I’ve been harvesting some of the bajillion acorns we have in our yard to roast them and process into acorn flour.
First you have to soak them to release some of the bitter tannins, though white oaks are known it be milder than most other acorn varieties. You can soak them for days, even weeks, rinsing the water regularly, soaking until the water stays mostly clear instead of turning dark brown like a tea. Then you can crack them open to get the nut meat out and roast those kernels before grinding into a flour.
We have predominantly white oaks in front of the house here. Huge old trees planted on contour on the steep front slope. Probably over 100 years old.
Acorn production levels happen in cycles every 2-5 years, the peak production of the cycle is called the Mast Year, but it seems science still does not know how or why the trees fruit in these cycles. One single huge oak can drop up to 10,000 acorns in a mast year… I’d say this was a mast year on our property, and we had about 5 oaks dropping acorns to boot. Needless to say, the squirrels and chipmunks have been happy.

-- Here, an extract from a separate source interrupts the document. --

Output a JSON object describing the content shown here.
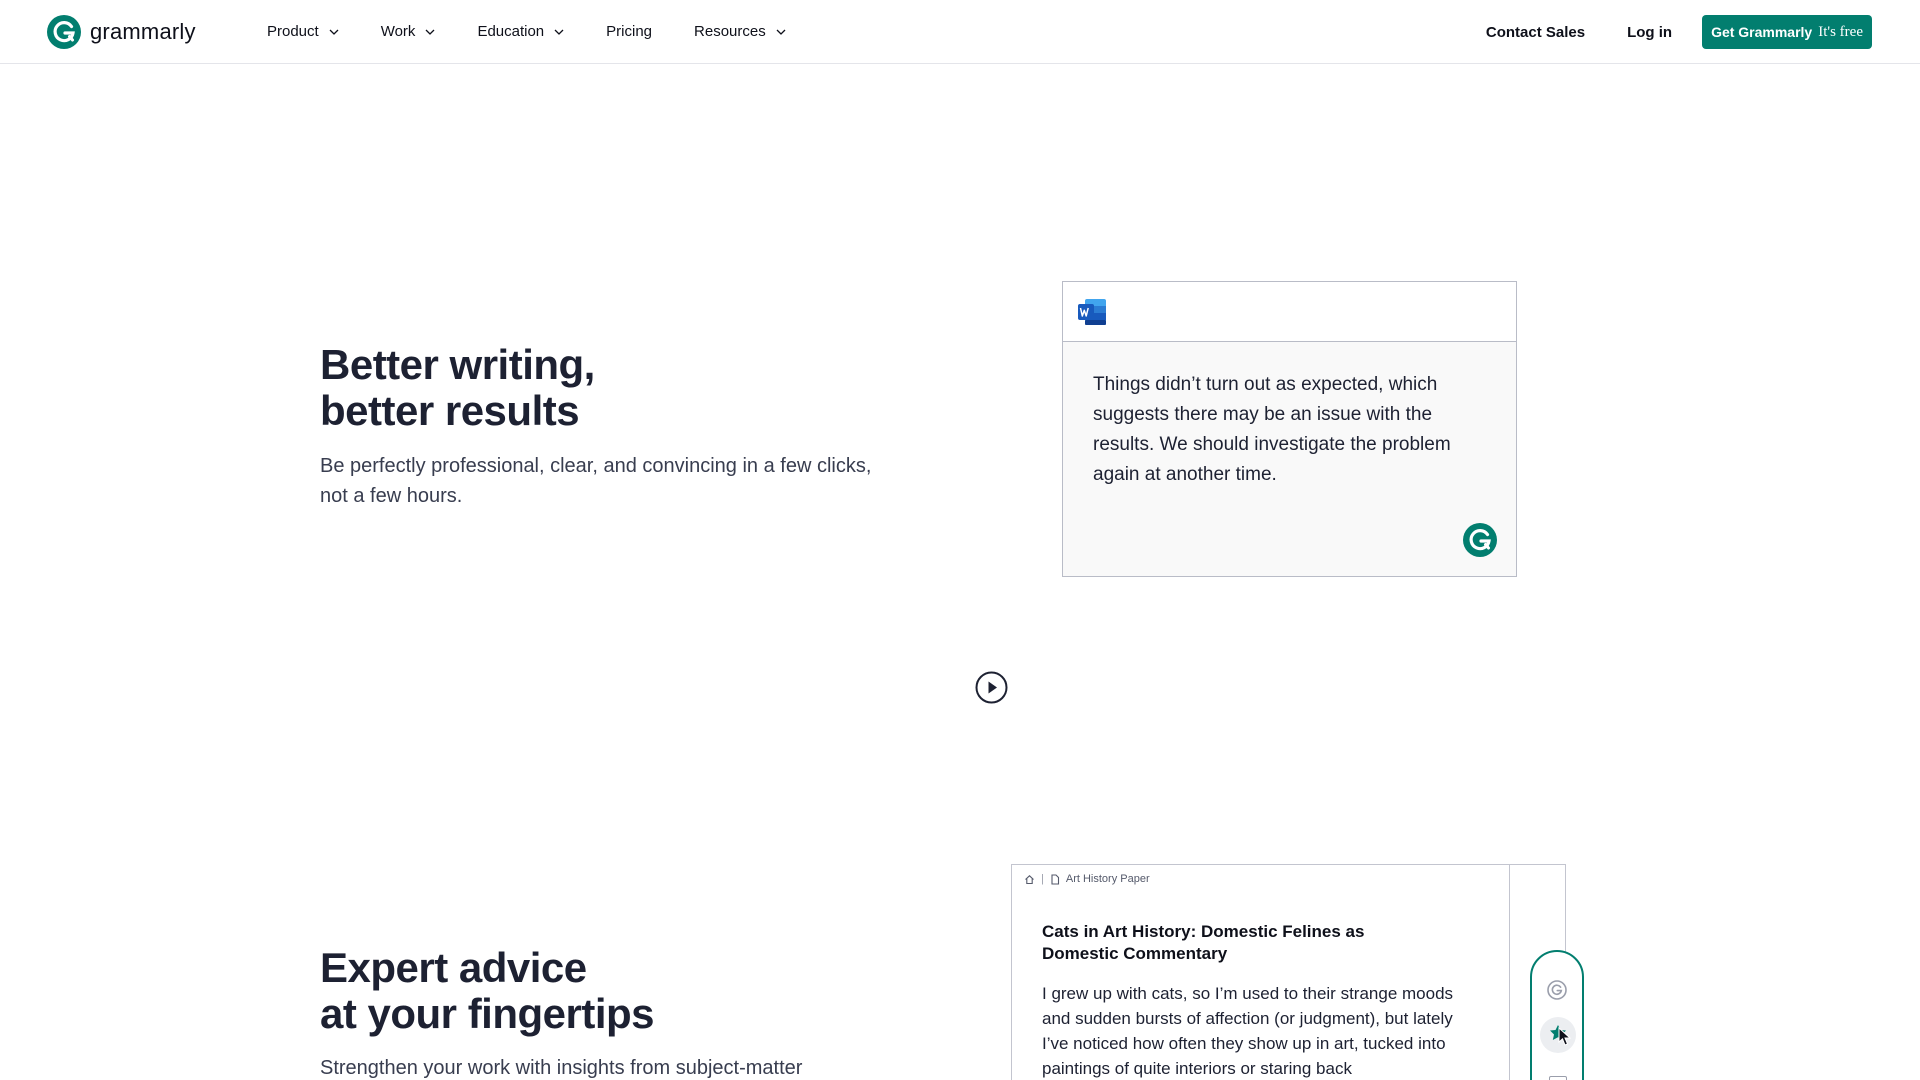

[October Update: I tried shelling some but they are tough, it stained and tore up my finger tips. As I waited for my hands to feel better and for the nuts to hopefully soften up by soaking, I got half done and continued letting them soak. Then time started to get away from me, I kept putting off finishing the processing and/or not having enough time in any given one day to finish it all. They ended up getting too old and slimy from the soaking, even with my changing the water out. After all of that work I just ended up just tossing them all out into the bushes. No acorn flour to try this year… on a mast year no less. So far this was my one and only attempted homesteading project this year that I failed in.]